By Tecumseh Court
On May 24, 1970, about 70 kilometers from the USSR’s border with Norway, Soviet scientists began drilling a hole with the goal of digging deeper into the planet than mankind ever had before. The year before, the Americans had become the first to walk on the moon. Perhaps the Soviets thought that if they couldn’t beat the enemy to the heavens, they could surely beat them to hell.
We don’t know exactly who ordered them to begin digging, or why. In 1994, the project was abandoned. We do know that the Kola Superdeep Borehole, 12.3 kilometers deep, is the furthest man has ever burrowed into the earth. The hole is deeper than Mount Everest is tall. It is deeper than the Marianas Trench, the ocean’s lowest point. The Americans won the space race, but in the dirt’s depths, the Soviets triumphed.
The voyage took surprising paths. By 1979, they had reached 6.9 kilometers. Drill bits that had sliced through granite rock snapped against formations and layers of unexpected density. They were rebuilt and refitted, again and again. Years later, at 12 kilometers, scientists found temperatures of 356 degrees Fahrenheit rather than the 212 degrees they had expected. At those temperatures, rock liquefied, and the drill bits behaved as if digging through plastic.
From 1989 to 1992, the Soviets, then the Russians, continued searching for material suitable for drilling through the earth, hoping to dig a 15-kilometer hole. They discovered water in the earth’s crust at depths no model had predicted, as well as hundreds if not thousands of protozoa and other life forms. But after the Soviet Union collapsed, digging ceased. In 2005, the borehole was capped.

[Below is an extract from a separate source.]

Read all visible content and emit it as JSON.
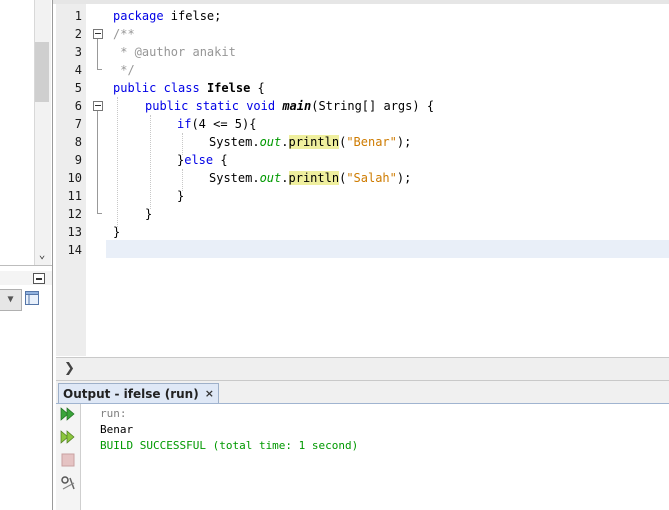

Today, the station is a ghost town.
Iraq, two decades later
Twenty years ago, as the world reeled from the 9/11 terror attacks, a corps of American warriors and a handful of their coalition partners camped in Kuwait. A prospective diplomatic endgame dominated headlines. Then-Secretary of State Colin Powell, himself no stranger to Saddam Hussein, briefed the United Nations on the casus belli. War would come to Iraq, Powell claimed, because the nation’s ruling regime possessed weapons of mass destruction that would threaten humanity if it did not.
Keep reading with a 7-day free trial
Subscribe to The Cosmopolitan Globalist to keep reading this post and get 7 days of free access to the full post archives.